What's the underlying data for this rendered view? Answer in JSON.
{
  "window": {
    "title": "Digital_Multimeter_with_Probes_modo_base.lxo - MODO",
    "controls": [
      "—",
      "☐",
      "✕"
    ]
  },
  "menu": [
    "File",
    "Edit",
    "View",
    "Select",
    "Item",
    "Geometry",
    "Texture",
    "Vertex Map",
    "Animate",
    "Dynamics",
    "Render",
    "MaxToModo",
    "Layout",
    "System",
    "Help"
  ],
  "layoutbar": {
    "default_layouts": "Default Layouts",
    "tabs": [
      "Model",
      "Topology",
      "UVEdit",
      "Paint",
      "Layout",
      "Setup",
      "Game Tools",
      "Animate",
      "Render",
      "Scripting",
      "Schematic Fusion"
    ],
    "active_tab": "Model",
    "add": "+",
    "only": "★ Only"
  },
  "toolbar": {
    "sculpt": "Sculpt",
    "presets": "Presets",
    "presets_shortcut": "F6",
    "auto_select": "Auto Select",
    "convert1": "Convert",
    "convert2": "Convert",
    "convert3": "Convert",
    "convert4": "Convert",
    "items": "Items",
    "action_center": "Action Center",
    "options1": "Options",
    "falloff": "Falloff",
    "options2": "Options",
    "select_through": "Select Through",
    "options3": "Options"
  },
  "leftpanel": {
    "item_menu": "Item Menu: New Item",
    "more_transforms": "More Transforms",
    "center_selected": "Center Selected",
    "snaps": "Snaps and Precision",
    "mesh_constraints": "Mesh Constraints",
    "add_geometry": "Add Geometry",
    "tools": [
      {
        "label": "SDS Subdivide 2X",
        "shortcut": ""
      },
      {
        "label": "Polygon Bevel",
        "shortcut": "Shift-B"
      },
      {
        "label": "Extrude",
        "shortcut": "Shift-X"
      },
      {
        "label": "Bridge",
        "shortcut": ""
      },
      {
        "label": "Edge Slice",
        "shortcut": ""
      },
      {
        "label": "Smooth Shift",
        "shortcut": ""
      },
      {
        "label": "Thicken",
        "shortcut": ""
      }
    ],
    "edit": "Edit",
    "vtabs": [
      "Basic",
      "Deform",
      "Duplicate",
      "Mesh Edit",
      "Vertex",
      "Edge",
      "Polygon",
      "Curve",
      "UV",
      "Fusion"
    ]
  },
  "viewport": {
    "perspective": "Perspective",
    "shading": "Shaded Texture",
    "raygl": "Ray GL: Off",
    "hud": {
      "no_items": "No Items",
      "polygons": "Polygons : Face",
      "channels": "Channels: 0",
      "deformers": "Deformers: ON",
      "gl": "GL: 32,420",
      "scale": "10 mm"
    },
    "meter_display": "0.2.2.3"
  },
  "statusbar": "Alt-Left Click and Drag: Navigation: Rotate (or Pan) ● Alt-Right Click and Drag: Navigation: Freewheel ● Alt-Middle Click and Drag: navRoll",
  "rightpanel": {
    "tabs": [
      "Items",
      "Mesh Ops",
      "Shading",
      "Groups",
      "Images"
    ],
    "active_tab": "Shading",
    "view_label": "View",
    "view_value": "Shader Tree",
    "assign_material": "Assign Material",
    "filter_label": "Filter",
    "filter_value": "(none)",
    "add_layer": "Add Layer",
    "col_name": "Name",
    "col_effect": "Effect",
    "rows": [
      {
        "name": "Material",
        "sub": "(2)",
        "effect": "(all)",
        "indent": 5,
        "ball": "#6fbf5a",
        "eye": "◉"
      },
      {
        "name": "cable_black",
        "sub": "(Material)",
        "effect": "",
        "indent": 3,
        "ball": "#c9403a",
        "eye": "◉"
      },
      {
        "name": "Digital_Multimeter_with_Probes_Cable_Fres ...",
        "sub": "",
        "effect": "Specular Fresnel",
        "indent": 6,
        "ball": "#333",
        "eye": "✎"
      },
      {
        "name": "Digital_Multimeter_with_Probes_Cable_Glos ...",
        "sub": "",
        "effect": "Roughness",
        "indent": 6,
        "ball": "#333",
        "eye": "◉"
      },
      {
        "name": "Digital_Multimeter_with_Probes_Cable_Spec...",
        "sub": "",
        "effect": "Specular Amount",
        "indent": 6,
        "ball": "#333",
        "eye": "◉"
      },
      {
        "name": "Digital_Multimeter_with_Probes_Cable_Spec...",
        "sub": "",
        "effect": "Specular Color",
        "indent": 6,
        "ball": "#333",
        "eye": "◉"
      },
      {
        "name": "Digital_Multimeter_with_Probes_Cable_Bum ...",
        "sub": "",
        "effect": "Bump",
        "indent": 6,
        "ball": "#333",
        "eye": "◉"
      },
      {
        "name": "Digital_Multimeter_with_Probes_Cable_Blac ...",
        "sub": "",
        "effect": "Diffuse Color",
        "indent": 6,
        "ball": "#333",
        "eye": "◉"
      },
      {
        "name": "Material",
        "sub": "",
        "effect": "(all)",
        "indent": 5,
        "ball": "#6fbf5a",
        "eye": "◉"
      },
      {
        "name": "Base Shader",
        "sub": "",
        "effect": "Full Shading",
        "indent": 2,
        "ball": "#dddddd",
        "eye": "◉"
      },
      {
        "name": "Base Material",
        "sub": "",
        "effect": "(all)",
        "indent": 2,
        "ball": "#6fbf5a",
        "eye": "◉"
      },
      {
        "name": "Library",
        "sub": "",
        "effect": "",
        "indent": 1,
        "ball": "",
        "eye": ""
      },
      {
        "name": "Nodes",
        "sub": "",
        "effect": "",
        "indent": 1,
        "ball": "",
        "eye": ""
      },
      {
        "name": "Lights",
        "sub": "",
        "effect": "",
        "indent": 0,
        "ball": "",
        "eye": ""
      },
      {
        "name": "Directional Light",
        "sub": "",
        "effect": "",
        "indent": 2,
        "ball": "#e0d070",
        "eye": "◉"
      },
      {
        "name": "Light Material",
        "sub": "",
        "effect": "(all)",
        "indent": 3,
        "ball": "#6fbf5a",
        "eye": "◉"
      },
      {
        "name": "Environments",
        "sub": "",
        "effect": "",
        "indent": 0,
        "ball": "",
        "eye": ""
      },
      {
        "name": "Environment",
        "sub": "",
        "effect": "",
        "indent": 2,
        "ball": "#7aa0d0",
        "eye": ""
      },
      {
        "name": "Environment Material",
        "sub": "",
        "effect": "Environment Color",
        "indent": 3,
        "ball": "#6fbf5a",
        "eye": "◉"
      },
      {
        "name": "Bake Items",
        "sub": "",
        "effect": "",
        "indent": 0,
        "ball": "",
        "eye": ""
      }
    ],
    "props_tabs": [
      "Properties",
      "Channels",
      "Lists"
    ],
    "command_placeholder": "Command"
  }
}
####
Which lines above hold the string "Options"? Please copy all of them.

    "options1": "Options",
    "options2": "Options",
    "options3": "Options"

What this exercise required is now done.